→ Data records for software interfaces
--*--

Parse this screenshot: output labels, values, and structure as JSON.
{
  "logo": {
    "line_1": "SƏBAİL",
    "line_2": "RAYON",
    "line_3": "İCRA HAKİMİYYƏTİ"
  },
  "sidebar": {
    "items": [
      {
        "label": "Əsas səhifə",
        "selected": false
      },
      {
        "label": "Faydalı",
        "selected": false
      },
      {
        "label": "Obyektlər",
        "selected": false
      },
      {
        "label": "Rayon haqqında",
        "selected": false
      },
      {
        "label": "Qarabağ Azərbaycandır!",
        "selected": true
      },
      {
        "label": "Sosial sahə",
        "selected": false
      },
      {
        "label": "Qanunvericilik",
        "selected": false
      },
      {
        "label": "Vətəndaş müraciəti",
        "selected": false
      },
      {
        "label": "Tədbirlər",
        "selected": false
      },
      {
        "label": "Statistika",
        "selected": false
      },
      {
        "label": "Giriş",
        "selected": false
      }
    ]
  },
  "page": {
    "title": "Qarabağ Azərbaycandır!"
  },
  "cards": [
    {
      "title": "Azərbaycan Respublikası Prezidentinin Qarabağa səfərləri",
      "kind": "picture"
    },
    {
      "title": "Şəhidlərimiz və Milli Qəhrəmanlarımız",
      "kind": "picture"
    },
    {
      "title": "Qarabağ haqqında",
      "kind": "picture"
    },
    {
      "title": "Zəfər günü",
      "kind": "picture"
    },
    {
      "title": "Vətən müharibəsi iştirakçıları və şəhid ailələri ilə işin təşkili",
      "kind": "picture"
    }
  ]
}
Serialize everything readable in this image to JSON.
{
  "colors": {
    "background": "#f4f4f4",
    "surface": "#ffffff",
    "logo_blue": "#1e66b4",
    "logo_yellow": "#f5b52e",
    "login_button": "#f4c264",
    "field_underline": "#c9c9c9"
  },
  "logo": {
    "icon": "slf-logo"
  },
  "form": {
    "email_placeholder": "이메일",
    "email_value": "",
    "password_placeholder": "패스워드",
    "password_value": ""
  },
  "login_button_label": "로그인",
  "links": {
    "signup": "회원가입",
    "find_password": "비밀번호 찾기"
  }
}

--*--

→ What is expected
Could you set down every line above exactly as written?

→ Answer
Parse this screenshot: output labels, values, and structure as JSON.
{
  "logo": {
    "line_1": "SƏBAİL",
    "line_2": "RAYON",
    "line_3": "İCRA HAKİMİYYƏTİ"
  },
  "sidebar": {
    "items": [
      {
        "label": "Əsas səhifə",
        "selected": false
      },
      {
        "label": "Faydalı",
        "selected": false
      },
      {
        "label": "Obyektlər",
        "selected": false
      },
      {
        "label": "Rayon haqqında",
        "selected": false
      },
      {
        "label": "Qarabağ Azərbaycandır!",
        "selected": true
      },
      {
        "label": "Sosial sahə",
        "selected": false
      },
      {
        "label": "Qanunvericilik",
        "selected": false
      },
      {
        "label": "Vətəndaş müraciəti",
        "selected": false
      },
      {
        "label": "Tədbirlər",
        "selected": false
      },
      {
        "label": "Statistika",
        "selected": false
      },
      {
        "label": "Giriş",
        "selected": false
      }
    ]
  },
  "page": {
    "title": "Qarabağ Azərbaycandır!"
  },
  "cards": [
    {
      "title": "Azərbaycan Respublikası Prezidentinin Qarabağa səfərləri",
      "kind": "picture"
    },
    {
      "title": "Şəhidlərimiz və Milli Qəhrəmanlarımız",
      "kind": "picture"
    },
    {
      "title": "Qarabağ haqqında",
      "kind": "picture"
    },
    {
      "title": "Zəfər günü",
      "kind": "picture"
    },
    {
      "title": "Vətən müharibəsi iştirakçıları və şəhid ailələri ilə işin təşkili",
      "kind": "picture"
    }
  ]
}
Serialize everything readable in this image to JSON.
{
  "colors": {
    "background": "#f4f4f4",
    "surface": "#ffffff",
    "logo_blue": "#1e66b4",
    "logo_yellow": "#f5b52e",
    "login_button": "#f4c264",
    "field_underline": "#c9c9c9"
  },
  "logo": {
    "icon": "slf-logo"
  },
  "form": {
    "email_placeholder": "이메일",
    "email_value": "",
    "password_placeholder": "패스워드",
    "password_value": ""
  },
  "login_button_label": "로그인",
  "links": {
    "signup": "회원가입",
    "find_password": "비밀번호 찾기"
  }
}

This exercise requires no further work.